§ Task to carry out:
Which of the lines below hold the word "highlighted"? Pull each of them out.

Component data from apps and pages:

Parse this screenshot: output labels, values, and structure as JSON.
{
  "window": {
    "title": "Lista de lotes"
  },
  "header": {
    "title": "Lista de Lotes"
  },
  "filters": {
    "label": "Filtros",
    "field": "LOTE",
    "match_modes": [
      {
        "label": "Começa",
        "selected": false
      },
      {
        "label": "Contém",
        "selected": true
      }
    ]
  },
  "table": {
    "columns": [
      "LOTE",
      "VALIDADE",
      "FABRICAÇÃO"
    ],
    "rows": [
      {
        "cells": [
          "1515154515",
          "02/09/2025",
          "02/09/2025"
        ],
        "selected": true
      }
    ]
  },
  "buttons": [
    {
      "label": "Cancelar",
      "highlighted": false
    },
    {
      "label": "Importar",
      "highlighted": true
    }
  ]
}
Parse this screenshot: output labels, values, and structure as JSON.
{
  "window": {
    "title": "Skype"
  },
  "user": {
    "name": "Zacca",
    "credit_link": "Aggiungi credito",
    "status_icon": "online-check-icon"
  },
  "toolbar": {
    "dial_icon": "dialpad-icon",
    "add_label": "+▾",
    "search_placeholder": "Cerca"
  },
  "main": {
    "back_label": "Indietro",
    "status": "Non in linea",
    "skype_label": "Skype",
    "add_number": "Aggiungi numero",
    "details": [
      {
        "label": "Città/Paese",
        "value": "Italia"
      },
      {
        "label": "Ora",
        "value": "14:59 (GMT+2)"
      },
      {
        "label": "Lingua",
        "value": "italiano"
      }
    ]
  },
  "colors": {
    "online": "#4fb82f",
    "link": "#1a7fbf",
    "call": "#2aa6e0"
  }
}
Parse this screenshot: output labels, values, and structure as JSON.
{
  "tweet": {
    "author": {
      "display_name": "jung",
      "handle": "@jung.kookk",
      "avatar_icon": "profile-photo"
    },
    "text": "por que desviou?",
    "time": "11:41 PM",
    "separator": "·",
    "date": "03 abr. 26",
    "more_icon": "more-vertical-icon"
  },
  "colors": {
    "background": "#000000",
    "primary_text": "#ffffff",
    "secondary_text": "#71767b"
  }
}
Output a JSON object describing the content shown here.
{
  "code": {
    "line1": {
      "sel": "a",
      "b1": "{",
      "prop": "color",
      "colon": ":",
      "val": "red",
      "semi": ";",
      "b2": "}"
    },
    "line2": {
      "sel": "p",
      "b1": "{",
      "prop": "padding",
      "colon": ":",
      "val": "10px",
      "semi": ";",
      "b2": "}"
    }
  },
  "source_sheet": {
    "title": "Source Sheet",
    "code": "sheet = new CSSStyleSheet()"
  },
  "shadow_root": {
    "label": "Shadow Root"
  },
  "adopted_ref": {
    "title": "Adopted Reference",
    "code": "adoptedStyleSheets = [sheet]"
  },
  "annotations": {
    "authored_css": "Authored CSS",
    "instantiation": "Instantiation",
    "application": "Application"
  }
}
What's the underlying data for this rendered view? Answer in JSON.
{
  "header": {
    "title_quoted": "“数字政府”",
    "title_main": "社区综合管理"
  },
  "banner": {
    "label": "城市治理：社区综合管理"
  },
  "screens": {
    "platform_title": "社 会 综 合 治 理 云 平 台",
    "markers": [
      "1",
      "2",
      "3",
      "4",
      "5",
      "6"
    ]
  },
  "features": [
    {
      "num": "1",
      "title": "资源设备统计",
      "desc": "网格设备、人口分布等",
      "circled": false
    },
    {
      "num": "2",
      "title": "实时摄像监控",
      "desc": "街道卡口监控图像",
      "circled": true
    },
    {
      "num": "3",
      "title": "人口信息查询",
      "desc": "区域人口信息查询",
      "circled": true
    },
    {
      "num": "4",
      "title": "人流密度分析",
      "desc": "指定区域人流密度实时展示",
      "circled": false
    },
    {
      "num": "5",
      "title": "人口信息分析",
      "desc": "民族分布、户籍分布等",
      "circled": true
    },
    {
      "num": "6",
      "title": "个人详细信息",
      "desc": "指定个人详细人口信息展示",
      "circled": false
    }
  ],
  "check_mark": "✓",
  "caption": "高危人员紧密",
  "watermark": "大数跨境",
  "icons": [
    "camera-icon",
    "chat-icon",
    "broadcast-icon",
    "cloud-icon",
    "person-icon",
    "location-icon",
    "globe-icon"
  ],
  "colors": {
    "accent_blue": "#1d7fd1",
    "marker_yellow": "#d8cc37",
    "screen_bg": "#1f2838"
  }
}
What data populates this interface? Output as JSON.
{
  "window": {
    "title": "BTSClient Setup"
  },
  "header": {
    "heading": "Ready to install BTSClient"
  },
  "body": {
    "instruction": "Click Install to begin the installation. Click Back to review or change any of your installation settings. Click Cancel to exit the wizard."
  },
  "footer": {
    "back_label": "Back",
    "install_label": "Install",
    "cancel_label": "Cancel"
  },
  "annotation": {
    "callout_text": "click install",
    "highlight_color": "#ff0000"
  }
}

§ Result:
      "highlighted": false
      "highlighted": true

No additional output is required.